Take one look through a binocular or spotting scope equipped with ED glass, and you’ll immediately notice the vivid, lifelike color and razor-sharp images. But what exactly gives ED glass its signature look?
ED stands for "extra-low dispersion," which refers to the composition and optical properties of the glass used for the lenses. ED glass is specially formulated and contains rare-earth compounds that greatly reduce a visual defect called chromatic aberration. Also known as “color fringing,” chromatic aberration occurs when the wavelengths for different colors of light do not converge on the same focal plane. It’s most apparent when viewing light colored objects on a dark colored background and looks like an unnatural “halo” effect that softens the focus of the overall image.
Compared to standard crown and flint glasses, ED virtually eliminates chromatic aberration. The result is sharper images with better contrast since the fringes are no longer present.
In addition to eliminating visual defects, ED’s high quality, rare-earth elements are known for producing images with outstanding, true-to-life color and excellent light transmission. These differences become even more apparent when lighting conditions are dim, like at dawn or dusk.

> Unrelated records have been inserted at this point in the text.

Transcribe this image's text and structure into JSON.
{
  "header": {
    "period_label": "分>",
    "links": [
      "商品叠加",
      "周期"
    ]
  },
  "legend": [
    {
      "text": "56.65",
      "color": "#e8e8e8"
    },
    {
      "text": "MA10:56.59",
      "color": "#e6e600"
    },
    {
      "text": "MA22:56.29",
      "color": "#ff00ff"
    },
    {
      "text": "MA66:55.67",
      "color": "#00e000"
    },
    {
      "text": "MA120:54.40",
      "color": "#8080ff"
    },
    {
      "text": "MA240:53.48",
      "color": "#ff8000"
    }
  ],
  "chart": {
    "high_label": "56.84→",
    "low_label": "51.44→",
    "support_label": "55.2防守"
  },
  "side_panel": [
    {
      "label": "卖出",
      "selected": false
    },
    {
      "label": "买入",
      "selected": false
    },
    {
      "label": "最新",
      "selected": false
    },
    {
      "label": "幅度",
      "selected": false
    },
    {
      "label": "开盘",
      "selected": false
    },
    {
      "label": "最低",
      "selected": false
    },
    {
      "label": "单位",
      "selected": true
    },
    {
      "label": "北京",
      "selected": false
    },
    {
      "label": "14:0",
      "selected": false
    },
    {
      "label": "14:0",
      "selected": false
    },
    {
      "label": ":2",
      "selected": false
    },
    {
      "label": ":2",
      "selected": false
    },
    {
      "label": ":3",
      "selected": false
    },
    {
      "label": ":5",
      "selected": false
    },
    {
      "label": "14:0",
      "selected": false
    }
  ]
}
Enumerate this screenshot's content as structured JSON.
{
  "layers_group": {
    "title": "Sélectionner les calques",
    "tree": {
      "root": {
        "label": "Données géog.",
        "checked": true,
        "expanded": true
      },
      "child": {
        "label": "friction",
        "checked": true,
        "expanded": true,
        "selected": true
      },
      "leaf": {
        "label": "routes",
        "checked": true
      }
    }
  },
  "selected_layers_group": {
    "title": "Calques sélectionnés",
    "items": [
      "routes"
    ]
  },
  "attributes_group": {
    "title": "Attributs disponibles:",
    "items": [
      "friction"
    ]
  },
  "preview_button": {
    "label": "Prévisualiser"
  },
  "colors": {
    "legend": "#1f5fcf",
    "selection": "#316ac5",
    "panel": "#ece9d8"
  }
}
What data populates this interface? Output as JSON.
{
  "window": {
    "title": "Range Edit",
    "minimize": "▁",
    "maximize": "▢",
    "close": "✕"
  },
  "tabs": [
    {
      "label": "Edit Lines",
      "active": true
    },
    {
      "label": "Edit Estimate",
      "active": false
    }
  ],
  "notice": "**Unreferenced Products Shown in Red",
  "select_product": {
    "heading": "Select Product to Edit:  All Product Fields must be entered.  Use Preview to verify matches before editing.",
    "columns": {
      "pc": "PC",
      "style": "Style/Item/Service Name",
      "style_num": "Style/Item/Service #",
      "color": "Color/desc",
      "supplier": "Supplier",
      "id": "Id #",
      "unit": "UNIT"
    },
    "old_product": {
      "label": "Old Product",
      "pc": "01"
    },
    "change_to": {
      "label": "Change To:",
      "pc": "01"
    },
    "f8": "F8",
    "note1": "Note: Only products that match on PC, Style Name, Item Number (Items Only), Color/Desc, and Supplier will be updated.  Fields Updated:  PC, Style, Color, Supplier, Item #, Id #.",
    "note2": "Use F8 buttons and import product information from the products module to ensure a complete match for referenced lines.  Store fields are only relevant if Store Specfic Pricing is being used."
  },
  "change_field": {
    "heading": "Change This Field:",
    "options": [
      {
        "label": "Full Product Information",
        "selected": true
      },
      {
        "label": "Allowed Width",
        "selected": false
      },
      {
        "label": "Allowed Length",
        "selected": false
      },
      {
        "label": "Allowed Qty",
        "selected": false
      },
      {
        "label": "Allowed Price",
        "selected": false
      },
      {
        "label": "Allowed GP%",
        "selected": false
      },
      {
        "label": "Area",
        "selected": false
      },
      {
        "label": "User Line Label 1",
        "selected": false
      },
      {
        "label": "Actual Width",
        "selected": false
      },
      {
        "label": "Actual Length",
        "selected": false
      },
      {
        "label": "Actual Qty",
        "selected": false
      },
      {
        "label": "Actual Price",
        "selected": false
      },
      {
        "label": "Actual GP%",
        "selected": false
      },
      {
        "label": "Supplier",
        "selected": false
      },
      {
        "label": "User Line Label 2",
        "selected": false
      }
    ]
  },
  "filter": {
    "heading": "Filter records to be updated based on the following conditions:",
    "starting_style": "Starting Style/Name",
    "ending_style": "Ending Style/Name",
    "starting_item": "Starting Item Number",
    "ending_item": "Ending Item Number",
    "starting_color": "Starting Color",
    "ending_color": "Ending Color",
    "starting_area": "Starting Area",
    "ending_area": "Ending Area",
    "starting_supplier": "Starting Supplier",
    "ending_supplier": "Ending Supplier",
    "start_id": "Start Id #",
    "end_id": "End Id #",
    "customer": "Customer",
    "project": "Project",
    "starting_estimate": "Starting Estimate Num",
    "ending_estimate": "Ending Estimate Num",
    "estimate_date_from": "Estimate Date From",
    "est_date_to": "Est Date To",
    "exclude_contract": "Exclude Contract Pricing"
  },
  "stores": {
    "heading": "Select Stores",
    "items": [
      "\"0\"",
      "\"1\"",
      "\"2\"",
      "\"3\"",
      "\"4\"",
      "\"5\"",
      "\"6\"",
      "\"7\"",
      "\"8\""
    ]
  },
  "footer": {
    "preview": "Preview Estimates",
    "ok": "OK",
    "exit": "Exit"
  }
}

Although ED glass brings phenomenal benefits, it’s important to note that not all ED glass is created equal. There is no official standard or definition for ED, so some manufacturers may try to cut corners and only use a small amount of the crucial components. The result is technically ED, but devoid of the sharpness and richness that ED typically provides. Celestron’s ED glass always comes from reputable sources and contains ample amounts of the quality components needed. Add to that the expert craftsmanship that goes into every Celestron ED binocular, and the results are crystal clear.
Current ED Binoculars and Spotting Scopes: